▶ WHAT YOU HAVE TO DO
Please restate the records that follow exactly, skipping their images.

________

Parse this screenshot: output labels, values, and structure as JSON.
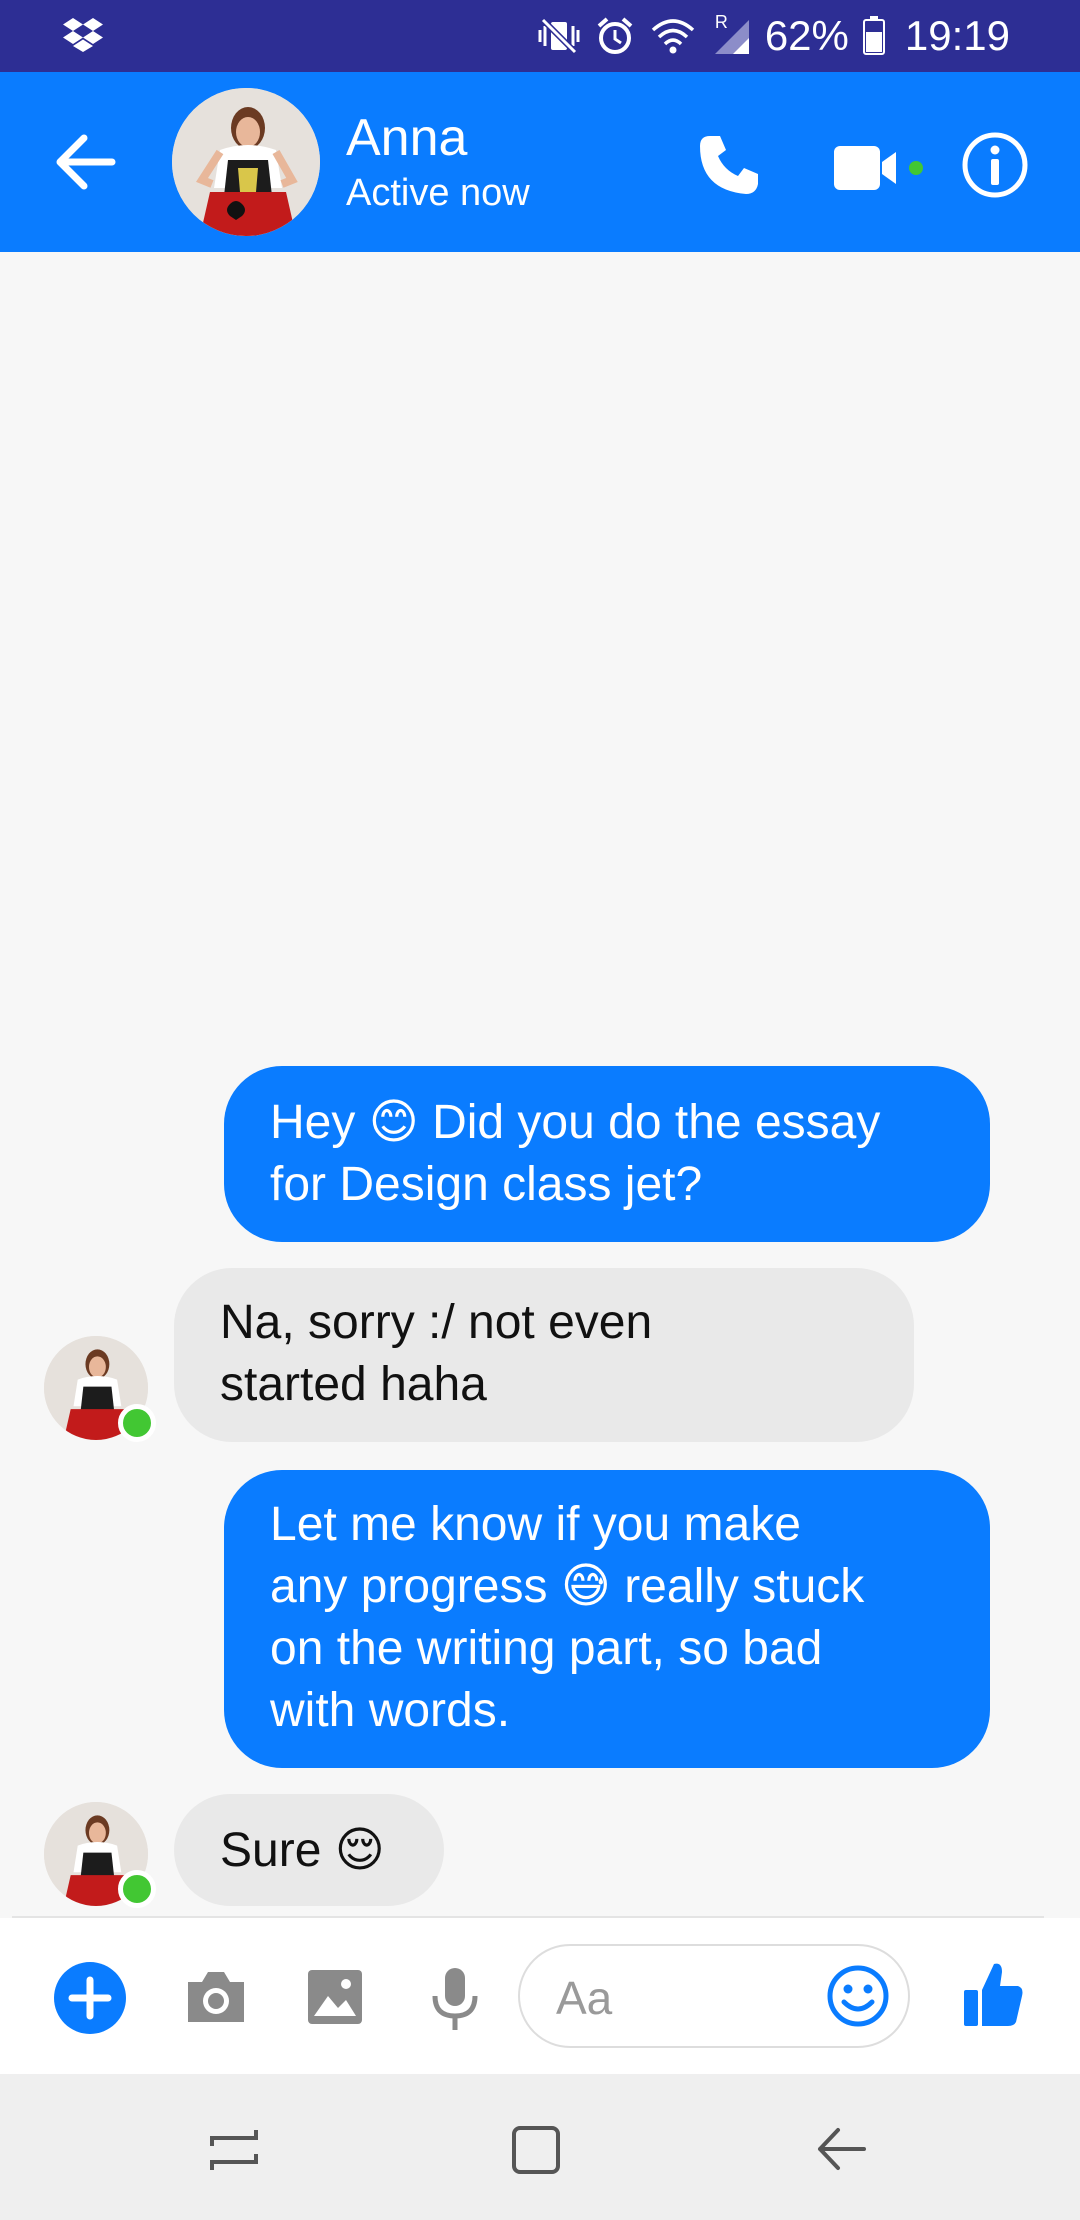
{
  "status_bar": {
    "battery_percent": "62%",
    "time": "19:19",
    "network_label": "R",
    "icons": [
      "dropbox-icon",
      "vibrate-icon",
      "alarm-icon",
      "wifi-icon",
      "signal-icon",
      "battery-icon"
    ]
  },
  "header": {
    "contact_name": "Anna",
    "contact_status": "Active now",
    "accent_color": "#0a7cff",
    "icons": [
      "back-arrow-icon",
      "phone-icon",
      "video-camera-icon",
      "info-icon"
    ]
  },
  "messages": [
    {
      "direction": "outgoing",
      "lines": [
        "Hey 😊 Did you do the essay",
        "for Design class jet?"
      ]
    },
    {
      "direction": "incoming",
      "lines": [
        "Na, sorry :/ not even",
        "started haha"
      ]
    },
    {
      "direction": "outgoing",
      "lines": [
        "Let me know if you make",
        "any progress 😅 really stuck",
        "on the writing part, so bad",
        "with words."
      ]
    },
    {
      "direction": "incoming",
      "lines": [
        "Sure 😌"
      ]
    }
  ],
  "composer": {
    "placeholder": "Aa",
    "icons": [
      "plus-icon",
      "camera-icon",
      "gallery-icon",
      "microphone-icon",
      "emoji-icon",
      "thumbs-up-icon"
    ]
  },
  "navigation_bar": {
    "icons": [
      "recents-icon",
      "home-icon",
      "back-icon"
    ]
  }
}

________

▶ RESPONSE FOR THIS EXERCISE
Parse this screenshot: output labels, values, and structure as JSON.
{
  "status_bar": {
    "battery_percent": "62%",
    "time": "19:19",
    "network_label": "R",
    "icons": [
      "dropbox-icon",
      "vibrate-icon",
      "alarm-icon",
      "wifi-icon",
      "signal-icon",
      "battery-icon"
    ]
  },
  "header": {
    "contact_name": "Anna",
    "contact_status": "Active now",
    "accent_color": "#0a7cff",
    "icons": [
      "back-arrow-icon",
      "phone-icon",
      "video-camera-icon",
      "info-icon"
    ]
  },
  "messages": [
    {
      "direction": "outgoing",
      "lines": [
        "Hey 😊 Did you do the essay",
        "for Design class jet?"
      ]
    },
    {
      "direction": "incoming",
      "lines": [
        "Na, sorry :/ not even",
        "started haha"
      ]
    },
    {
      "direction": "outgoing",
      "lines": [
        "Let me know if you make",
        "any progress 😅 really stuck",
        "on the writing part, so bad",
        "with words."
      ]
    },
    {
      "direction": "incoming",
      "lines": [
        "Sure 😌"
      ]
    }
  ],
  "composer": {
    "placeholder": "Aa",
    "icons": [
      "plus-icon",
      "camera-icon",
      "gallery-icon",
      "microphone-icon",
      "emoji-icon",
      "thumbs-up-icon"
    ]
  },
  "navigation_bar": {
    "icons": [
      "recents-icon",
      "home-icon",
      "back-icon"
    ]
  }
}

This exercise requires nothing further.